...A rate rise in one country may attract money from investors elsewhere, causing the currency to strengthen. This means a reduction in import costs, which may help to cool domestic inflation. But other economies then face higher import bills, which exacerbates their inflation problems. Uncoordinated policy tightening can become its own sort of currency war, in which each country works to shift the burden of inflation elsewhere, with the net result being too much tightening.

Source: The Economist 

Monday, October 10, 2022

Is EU headed for recession because of US?

When the Pope called on the US to stop raising interest rates because it would force the rest of the world into recession, he must have been reading my previous post, What happens when US Interest Rates Rise?  

Now the The FT reports that the EU is saying the same thing, that US efforts to fight inflation by raising rates will lead to recessions in other countries:

The Federal Reserve is leading a worldwide rush of central bank rate rises that risks tipping the world into a recession, the EU’s top diplomat said, as he warned the union is not fighting its corner in the world. 
Josep Borrell, the high representative of the 27-member bloc, said central banks were being forced to follow the Fed’s multiple rate rises to prevent their currencies from slumping against the dollar...

Friday, October 7, 2022

Can negative bond yields last?

If bond yields are less than inflation ("negative real interest rates"), there is an arbitrage opportunity: borrow money in the bond market (at 3% in the graph above) and invest it in an asset (stocks, housing, gold) whose price will increase with inflation (8%).

This kind of arbitrage increases demand for borrowing, driving up the price of borrowing (the yield), until bond yields are driven above the inflation rate.  

You can probably make money if you know when this will happen.  


Thursday, October 6, 2022

Its getting more expensive to die

Demand for funeral services is increasing as death rates climb, but supply is hampered by staffing problems caused by silly licensure requirements:
...the primary reason students reject a funeral career is the embalming requirement.
Fortunately, there is an easy solution: replace licensure with voluntary certification. Give consumers the option of paying for the embalming training.  If they want it they will pay for it.  

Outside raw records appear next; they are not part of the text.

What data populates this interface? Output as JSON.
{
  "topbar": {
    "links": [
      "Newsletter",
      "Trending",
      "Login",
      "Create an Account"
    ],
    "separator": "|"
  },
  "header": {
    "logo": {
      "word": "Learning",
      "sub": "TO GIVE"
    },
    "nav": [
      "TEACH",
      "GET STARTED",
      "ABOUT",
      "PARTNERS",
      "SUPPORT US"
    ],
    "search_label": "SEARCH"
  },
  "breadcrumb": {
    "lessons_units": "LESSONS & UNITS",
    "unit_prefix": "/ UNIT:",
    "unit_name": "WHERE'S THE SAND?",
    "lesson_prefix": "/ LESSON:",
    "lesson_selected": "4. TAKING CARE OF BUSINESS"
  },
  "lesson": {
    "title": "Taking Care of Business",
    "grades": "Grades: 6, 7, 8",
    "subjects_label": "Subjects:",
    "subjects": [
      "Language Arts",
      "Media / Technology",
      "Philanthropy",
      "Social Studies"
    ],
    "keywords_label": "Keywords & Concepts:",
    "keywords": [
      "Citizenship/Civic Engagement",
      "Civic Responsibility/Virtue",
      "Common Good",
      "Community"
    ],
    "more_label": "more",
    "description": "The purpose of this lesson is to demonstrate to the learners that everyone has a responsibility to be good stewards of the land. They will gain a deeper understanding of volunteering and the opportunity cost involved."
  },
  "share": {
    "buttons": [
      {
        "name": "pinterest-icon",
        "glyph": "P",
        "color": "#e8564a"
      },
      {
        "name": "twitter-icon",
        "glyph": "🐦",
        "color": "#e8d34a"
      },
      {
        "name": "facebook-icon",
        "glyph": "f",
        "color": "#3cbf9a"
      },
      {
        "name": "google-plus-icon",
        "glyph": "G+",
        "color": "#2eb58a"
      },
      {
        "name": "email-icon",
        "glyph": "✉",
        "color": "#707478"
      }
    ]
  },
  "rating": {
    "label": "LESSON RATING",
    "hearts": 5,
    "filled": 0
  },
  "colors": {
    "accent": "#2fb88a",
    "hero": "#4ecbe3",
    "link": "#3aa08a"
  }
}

Historically, licensure was adopted as a barrier to entry that raised prices (a dirty way of creating a sustainable competitive advantage).  


What happens when US interest rates rise?

A rise in US interest rates puts less developed countries with $ denominated debt in a dilemma: 
  • If they don't raise rates, their currencies devalue as the US becomes a more attractive place to invest.  This resulting $ appreciation makes it harder to pay back $ denominated debt.
  • If they do raise rates, their currencies don't change, but high interest rate slows their domestic economies.
Reuters reports that countries are raising rates to keep their currencies strong which means low inflation, but at the cost of lower incomes, and unemployment.
HT:  Cramer

Tuesday, October 4, 2022

Effects of gender preferences

 NBER working paper:

Currently, women are 3-15 times more likely to be selected as members of the AAAS [American Academy of Arts and Science] and NAS [National Academy of Science] than men with similar publication and citation records.

Saturday, October 1, 2022

China directing banks to sell $ to buy ¥

Article: Such an increase in the supply of $ would reduce the price of a dollar, the exchange rate. This would help Chinese consumers by making domestic goods, including imports, less expensive; but hurt Chinese firms by making their exports look more expensive to Americans.